• Website and app data records
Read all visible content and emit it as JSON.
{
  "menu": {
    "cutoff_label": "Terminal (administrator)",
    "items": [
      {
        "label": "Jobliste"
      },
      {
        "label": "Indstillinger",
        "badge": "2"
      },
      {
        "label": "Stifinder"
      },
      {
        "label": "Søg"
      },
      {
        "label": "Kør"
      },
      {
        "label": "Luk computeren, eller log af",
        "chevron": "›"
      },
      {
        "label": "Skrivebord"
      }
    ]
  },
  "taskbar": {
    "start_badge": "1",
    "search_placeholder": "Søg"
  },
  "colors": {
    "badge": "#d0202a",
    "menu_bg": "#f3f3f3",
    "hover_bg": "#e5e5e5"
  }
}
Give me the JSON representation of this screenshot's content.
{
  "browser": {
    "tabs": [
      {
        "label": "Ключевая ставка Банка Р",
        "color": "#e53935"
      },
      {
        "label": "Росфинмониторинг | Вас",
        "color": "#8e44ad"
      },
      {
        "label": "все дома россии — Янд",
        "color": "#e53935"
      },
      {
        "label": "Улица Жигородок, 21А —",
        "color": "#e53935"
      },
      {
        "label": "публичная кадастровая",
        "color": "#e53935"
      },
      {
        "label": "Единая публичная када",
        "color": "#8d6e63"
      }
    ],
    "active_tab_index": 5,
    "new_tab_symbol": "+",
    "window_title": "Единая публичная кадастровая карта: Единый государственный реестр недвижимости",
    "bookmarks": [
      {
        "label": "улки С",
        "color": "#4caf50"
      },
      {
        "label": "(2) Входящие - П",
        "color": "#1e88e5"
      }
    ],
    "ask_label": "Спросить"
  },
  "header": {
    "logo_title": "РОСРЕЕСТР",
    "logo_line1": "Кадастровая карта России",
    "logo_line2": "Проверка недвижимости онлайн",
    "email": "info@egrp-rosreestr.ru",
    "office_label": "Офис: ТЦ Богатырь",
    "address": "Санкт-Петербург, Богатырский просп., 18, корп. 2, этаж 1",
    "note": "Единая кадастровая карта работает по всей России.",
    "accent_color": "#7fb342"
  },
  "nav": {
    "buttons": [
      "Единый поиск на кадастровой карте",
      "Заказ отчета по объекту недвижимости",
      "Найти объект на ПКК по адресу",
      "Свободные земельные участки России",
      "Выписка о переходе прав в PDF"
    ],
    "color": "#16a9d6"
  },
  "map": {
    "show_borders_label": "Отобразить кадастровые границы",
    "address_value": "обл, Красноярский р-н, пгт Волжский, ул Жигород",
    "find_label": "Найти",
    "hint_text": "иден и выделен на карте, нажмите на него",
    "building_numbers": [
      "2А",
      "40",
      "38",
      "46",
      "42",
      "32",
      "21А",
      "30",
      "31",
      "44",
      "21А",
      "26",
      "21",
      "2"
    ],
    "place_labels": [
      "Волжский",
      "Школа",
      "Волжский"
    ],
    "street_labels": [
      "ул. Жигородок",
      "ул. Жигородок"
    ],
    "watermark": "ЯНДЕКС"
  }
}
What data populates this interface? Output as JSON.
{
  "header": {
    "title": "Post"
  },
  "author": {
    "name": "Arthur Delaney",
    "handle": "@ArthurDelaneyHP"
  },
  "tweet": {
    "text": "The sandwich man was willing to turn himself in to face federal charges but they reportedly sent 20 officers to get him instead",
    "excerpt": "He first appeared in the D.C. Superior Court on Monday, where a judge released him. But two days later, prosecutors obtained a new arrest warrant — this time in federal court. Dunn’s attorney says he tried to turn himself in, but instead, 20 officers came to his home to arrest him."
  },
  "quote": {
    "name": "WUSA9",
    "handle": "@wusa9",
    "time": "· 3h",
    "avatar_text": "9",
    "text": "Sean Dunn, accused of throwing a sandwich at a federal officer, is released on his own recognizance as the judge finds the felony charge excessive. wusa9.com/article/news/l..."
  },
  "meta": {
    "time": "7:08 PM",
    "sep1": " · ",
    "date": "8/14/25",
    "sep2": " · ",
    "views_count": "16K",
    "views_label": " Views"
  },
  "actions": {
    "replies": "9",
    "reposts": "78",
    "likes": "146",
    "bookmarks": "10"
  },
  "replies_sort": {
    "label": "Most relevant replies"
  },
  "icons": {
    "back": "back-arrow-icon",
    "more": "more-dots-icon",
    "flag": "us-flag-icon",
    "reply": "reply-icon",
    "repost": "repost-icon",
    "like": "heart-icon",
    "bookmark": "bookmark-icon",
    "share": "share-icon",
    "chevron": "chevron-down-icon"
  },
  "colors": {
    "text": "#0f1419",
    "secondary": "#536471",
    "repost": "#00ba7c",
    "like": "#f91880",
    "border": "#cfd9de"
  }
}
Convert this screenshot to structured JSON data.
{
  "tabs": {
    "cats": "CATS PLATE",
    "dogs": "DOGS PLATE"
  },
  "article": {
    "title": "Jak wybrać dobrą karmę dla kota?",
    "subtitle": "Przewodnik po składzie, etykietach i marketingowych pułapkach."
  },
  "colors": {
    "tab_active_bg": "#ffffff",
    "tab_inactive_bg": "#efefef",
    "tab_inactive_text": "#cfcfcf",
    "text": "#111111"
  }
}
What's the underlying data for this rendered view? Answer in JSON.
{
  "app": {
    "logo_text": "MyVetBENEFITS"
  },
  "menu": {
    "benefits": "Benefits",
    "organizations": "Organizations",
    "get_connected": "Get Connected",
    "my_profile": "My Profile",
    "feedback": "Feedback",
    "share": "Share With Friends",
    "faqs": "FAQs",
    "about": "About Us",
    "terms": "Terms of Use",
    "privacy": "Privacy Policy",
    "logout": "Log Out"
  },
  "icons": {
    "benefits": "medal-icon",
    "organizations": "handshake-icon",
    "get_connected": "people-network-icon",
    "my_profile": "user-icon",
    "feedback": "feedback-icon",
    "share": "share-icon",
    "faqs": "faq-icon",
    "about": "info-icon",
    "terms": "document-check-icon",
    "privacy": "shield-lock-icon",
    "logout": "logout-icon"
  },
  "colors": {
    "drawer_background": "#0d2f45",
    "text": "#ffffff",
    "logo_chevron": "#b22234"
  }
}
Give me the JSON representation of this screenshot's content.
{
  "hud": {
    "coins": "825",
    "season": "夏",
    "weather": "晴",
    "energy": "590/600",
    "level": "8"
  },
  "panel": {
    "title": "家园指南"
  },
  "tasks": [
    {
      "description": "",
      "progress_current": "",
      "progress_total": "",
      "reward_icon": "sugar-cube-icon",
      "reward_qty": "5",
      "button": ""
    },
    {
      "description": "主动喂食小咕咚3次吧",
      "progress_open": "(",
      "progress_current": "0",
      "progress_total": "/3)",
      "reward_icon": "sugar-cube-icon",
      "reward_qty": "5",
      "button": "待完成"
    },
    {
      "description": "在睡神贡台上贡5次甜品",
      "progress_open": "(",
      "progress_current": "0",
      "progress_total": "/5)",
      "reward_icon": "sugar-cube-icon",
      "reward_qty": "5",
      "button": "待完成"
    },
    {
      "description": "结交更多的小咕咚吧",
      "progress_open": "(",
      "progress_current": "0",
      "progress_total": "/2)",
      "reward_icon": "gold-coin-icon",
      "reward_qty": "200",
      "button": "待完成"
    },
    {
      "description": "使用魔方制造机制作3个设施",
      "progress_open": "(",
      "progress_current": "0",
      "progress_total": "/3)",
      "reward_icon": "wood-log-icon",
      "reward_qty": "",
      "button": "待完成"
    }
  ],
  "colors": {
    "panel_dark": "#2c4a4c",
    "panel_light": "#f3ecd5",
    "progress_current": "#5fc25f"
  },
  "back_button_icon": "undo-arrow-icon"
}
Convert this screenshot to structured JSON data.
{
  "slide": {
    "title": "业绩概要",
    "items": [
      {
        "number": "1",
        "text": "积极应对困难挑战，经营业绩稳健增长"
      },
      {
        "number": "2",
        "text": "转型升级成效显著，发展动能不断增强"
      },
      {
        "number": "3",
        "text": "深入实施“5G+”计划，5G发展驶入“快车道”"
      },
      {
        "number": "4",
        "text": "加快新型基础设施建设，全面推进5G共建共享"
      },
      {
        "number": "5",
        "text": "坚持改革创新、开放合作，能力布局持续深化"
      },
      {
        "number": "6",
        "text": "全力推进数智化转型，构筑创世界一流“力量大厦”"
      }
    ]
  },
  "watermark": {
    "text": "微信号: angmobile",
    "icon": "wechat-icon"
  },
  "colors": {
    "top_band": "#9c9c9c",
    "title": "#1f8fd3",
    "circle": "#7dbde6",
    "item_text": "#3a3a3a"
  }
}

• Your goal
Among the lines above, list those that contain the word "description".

• Expected output
      "description": "",
      "description": "主动喂食小咕咚3次吧",
      "description": "在睡神贡台上贡5次甜品",
      "description": "结交更多的小咕咚吧",
      "description": "使用魔方制造机制作3个设施",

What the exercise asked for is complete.